┌──
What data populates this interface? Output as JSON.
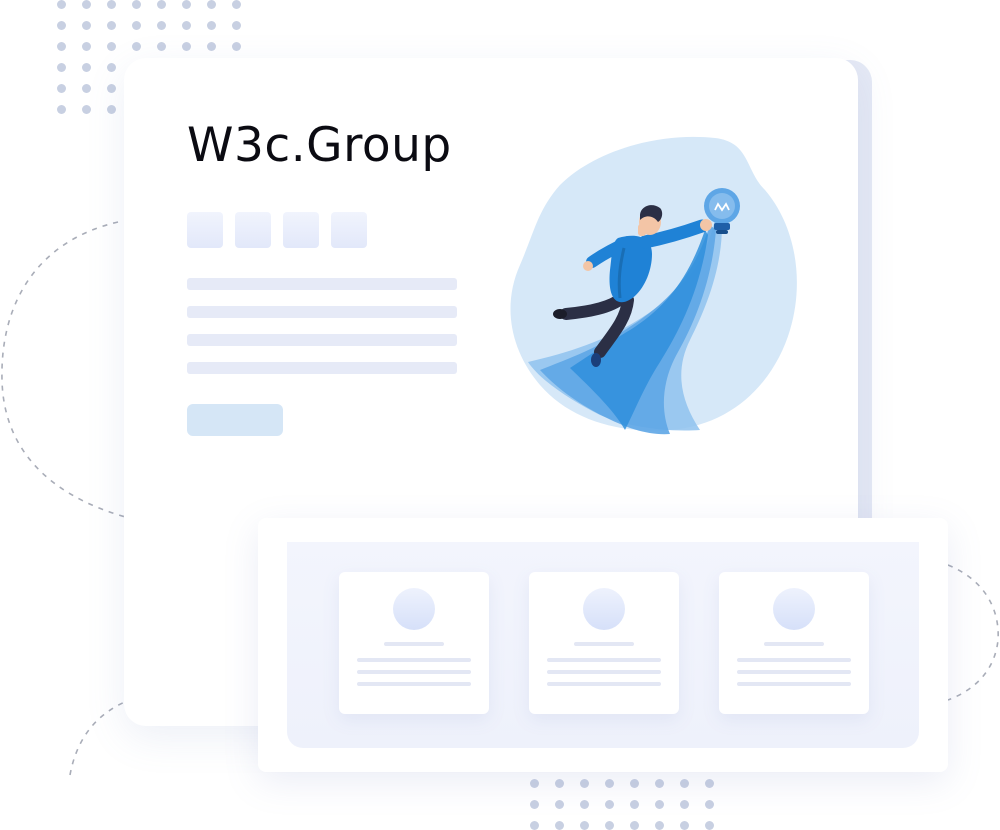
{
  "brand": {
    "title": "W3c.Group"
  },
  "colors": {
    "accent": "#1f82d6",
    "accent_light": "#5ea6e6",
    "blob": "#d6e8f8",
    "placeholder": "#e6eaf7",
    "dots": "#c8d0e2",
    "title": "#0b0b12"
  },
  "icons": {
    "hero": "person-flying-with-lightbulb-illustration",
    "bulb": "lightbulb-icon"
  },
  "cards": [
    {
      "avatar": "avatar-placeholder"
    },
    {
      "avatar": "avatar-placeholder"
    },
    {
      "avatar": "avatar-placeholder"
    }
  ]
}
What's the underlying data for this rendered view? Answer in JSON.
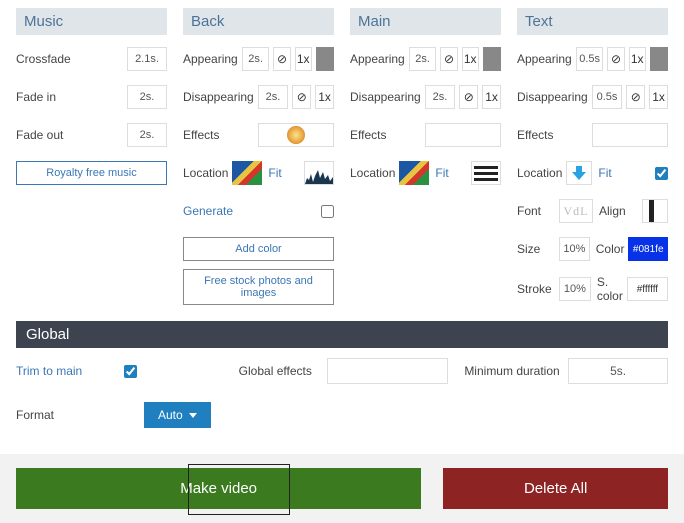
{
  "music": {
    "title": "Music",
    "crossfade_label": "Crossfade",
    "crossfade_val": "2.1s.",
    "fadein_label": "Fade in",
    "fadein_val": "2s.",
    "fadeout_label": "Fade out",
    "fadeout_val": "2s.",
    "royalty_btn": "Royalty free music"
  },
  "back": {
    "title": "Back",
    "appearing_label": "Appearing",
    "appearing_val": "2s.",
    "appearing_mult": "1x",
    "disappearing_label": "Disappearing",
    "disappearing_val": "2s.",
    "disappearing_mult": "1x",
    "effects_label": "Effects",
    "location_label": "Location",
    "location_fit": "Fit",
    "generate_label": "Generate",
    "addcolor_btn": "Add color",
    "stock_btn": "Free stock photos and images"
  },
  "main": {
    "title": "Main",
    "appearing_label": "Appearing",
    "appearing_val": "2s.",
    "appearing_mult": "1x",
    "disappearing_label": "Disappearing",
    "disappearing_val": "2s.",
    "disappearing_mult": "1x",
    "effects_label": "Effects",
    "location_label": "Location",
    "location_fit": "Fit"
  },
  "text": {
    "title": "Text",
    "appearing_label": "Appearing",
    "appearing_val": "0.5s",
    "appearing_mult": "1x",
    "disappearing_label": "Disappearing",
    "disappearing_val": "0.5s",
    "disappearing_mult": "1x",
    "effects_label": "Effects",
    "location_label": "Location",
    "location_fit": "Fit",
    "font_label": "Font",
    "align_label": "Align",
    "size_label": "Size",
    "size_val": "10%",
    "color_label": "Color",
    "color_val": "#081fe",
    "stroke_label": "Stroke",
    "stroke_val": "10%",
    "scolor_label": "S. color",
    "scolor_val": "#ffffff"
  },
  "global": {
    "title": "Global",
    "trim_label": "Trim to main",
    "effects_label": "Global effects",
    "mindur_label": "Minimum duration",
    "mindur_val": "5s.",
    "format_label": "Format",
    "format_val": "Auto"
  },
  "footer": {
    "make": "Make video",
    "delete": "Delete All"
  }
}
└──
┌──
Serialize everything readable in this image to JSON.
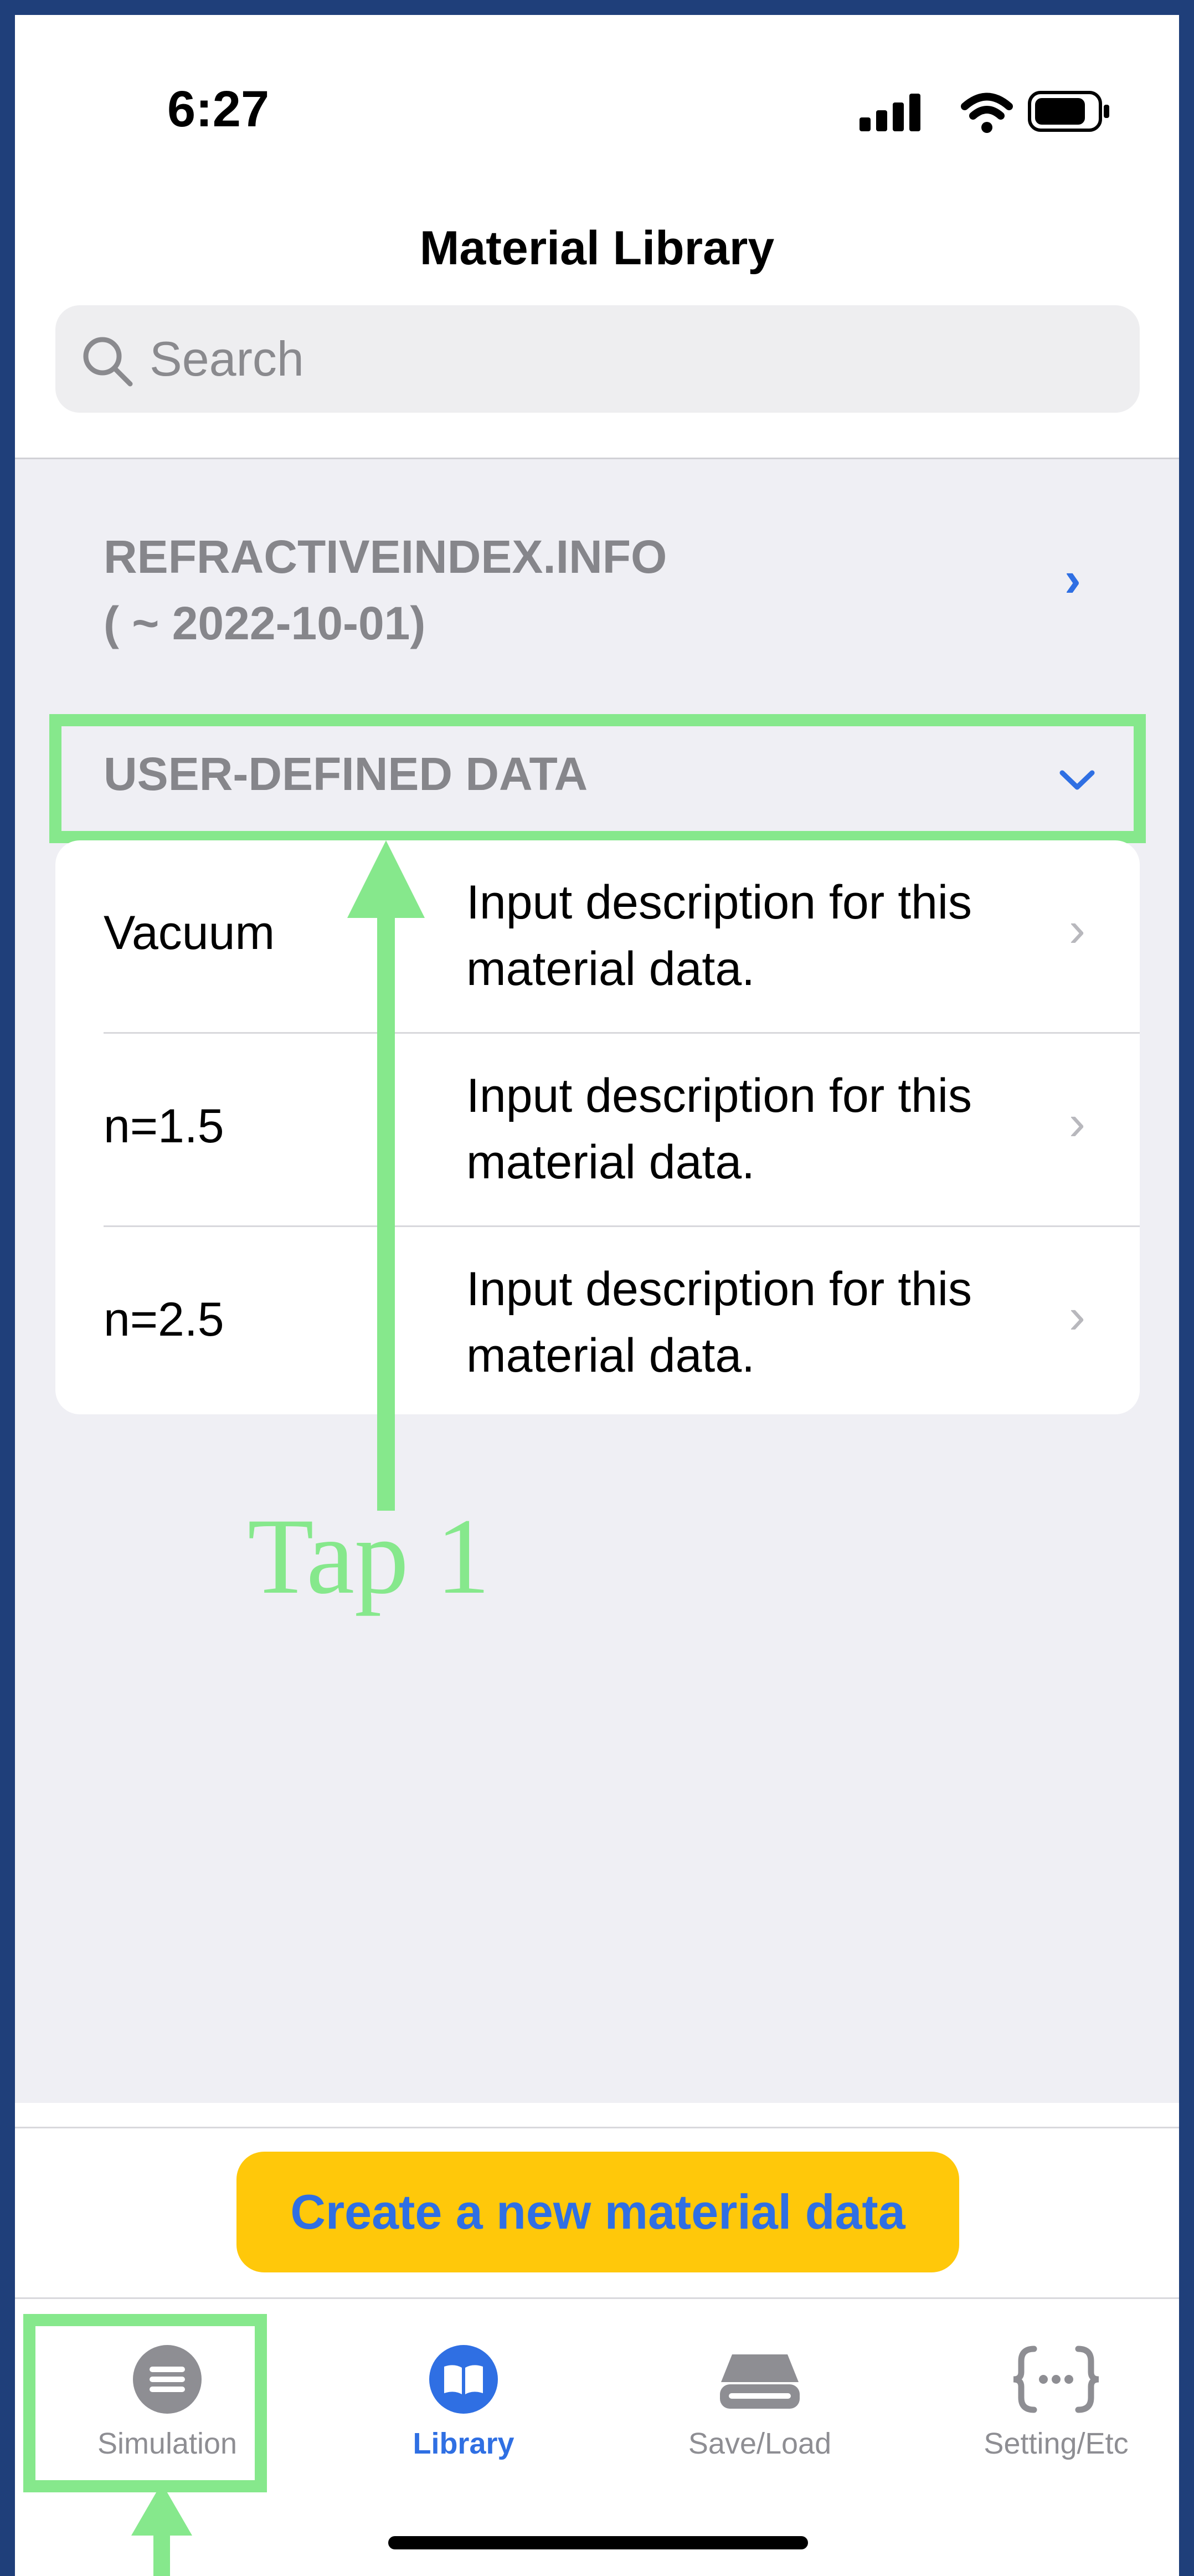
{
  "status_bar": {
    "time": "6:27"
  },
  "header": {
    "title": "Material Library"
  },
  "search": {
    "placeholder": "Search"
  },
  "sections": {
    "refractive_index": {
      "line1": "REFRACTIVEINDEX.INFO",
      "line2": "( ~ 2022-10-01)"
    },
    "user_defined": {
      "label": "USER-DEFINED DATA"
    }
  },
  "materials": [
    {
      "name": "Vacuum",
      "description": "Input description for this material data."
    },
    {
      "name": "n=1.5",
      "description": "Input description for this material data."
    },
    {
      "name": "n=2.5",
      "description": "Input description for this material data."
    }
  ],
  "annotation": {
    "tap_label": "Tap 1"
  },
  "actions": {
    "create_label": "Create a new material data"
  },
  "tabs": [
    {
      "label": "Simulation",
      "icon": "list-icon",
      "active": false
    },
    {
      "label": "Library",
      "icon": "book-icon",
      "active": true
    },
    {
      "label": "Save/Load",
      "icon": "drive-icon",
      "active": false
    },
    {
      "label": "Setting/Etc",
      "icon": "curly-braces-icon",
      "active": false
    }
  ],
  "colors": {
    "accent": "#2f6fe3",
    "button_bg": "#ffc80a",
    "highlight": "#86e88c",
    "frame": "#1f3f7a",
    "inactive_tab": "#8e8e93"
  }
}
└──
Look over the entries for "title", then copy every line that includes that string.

Task response -
    "title": "W3c.Group"
    "title": "#0b0b12"
    "title": "Music",
    "title": "Back",
    "title": "Main",
    "title": "Text",
    "title": "Global",
    "title": "Material Library"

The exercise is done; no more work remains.